In the last post we described how John William Draper took the first photographs of the moon. His son, Henry, was also a physician and an avid amateur photographer. In 1857 he visited Ireland and the world’s largest reflecting telescope built by the Earl of Rosse in the 1840s. When he came back to the United States, he began to build his own observatory on the family property in Hastings.
The observatory, completed in 1860, was very much a home-made affair, constructed with help from his father and his brother, Daniel. They polished the mirrors for the telescope by walking on a treadmill.
In 1863 Henry took a series of photographs of the moon through his telescope that showed far more of the moon’s features than any photographs taken previously, or for several decades to come. They were so sharp that the moon could be enlarged up to 50 inches in diameter without loosing any detail. They conveyed the appearance of the moon so vividly that at the time they were referred to as “portraits”. The director of the Smithsonian Institution visited Henry’s observatory and was so impressed that he asked Henry to write a description of his process, which the Smithsonian later published.

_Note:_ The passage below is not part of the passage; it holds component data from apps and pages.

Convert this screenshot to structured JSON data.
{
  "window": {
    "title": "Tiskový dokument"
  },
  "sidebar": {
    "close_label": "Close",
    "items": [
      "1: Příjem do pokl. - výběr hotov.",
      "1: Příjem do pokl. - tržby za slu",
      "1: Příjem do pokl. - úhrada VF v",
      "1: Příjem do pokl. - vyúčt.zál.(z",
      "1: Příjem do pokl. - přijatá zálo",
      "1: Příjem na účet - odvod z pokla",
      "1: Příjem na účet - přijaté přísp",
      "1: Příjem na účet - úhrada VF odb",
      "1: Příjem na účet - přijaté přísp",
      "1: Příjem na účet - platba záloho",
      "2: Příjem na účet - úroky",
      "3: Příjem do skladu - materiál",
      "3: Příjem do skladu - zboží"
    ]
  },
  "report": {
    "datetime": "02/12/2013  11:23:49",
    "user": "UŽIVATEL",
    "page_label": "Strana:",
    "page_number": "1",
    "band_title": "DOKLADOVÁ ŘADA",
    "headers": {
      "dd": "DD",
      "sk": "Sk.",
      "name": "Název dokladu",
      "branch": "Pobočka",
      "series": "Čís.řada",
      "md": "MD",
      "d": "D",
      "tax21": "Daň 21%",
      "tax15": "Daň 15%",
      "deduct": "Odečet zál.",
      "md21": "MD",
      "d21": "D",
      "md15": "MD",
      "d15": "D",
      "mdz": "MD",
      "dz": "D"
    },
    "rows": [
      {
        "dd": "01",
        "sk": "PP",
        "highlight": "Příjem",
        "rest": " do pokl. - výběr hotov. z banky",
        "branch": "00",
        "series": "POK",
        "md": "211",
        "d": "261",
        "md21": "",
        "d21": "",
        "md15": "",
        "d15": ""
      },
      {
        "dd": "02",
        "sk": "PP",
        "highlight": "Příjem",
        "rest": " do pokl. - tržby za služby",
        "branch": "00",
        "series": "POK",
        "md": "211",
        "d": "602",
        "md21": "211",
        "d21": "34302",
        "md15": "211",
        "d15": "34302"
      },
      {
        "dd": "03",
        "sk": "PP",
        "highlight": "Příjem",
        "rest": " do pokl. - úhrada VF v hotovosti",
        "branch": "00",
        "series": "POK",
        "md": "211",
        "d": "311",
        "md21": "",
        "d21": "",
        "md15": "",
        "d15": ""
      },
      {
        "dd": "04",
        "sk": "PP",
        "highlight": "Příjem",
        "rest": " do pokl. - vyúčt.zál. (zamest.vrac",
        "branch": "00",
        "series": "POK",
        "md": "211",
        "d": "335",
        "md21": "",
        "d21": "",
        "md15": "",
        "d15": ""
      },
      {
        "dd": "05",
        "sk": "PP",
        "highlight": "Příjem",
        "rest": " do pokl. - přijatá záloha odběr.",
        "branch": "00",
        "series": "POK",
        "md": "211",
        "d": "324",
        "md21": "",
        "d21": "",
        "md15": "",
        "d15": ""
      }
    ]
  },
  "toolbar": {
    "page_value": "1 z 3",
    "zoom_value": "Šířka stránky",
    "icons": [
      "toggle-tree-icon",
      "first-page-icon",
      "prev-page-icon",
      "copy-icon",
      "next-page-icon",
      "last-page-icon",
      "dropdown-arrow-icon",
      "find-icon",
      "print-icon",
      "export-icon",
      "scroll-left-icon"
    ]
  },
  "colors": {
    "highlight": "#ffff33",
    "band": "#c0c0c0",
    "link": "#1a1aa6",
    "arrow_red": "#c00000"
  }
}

In 1869, Henry constructed a second observatory adjoining the first, in order to house a new and larger telescope. With this, he took some of the earliest photographs of comets, lunar eclipses, and nebulae, and the first photograph of the spectrum of a star.